US officials to lift Yellowstone grizzly bear protections


Conservation groups have slammed the decision to remove the Yellowstone grizzly bear from the Endangered Species Act.

"This achievement stands as one of America's great conservation successes", said Zinke. Climate change and invasive species have reduced whitebark pine and cutthroat trout populations around Yellowstone, putting several food sources at risk.

Federal officials are taking Yellowstone grizzly bears off the list of "threatened" species, saying there enough bears now to stabilize the population in the years to come. "Defenders of Wildlife is going through the delisting rule with a fine-toothed comb, and we will hold federal and state wildlife and land management agencies accountable for strong stewardship and management of grizzly bears and their habitat post delisting".

Officials said that conservation efforts for the bear, a more than fourfold increase in its population and state policies created to protect the bears show that the delisting is warranted.

In her previous work with polar bears and other carnivores, Cooley said people have a great fondness for bears, and don't want to see them eliminated at all; all they want, she said, is to have an effective means to manage the population as the bears continue to repopulate.

Ranchers, who make up a powerful political constituency in Western states, have strongly advocated delisting grizzlies, arguing the bears' growing numbers pose a threat to humans and livestock. Further, the tri-state agreement incorporated into the Strategy-in which Idaho, Montana, and Wyoming promise to adhere to numerous grizzly conservation commitments-allows any of the states to back out of that agreement upon simply 180 days' notice.

Others are less enthusiastic than Zinke about the bear's future without federal protections.

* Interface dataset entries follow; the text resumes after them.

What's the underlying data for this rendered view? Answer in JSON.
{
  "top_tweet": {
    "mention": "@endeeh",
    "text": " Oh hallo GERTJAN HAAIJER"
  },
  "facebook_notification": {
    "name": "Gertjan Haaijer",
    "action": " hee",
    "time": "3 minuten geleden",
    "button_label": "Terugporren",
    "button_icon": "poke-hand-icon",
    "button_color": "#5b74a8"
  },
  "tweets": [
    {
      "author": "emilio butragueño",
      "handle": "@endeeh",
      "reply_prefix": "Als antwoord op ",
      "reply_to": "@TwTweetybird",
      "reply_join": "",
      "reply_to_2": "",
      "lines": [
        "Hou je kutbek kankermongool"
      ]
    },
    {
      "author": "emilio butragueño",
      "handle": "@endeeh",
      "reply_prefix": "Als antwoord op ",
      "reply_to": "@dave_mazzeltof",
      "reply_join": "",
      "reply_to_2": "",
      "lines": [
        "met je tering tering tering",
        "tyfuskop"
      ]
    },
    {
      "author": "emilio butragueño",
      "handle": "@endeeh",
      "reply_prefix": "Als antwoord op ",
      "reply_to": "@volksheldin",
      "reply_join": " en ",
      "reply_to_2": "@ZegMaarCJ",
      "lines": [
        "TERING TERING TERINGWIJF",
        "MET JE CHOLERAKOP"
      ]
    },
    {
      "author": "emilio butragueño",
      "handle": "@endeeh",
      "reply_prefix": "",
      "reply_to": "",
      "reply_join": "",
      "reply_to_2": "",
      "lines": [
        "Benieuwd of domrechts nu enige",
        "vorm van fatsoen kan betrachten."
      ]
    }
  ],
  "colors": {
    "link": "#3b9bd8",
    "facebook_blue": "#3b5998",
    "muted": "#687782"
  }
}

In March 2016, the FWS published a draft rule to delist grizzly bears in the GYE.

For the first time in more than four decades, the Yellowstone grizzly bear is set to lose its federal protections under the Endangered Species Act.

"Grizzly bears have met or exceeded recovery objectives since 2003 and have long warranted delisting", said Mr. Mead in a statement.

Some sportsmen's groups also praised the decision. Hunting bears inside Yellowstone would still be banned. Though some in the environmental community have been split over whether the timing is right for delisting, scores of tribal nations and the majority of conservation organizations have come out strongly against the hunting of grizzlies under state management. "Grizzly bears are the slowest reproducing mammal on the planet, and a population decline can take decades to reverse", Endangered Species Coalition field representative Derek Goldman tells Colin Dwyer at NPR. What's 700 pounds and no longer on the Endangered Species list?

In addition to the removal of federal protections, the delisting will also return oversight and management of the Yellowstone grizzly to the state level - meaning it could be shot or hunted if it leaves the boundaries of the park and local laws allow it.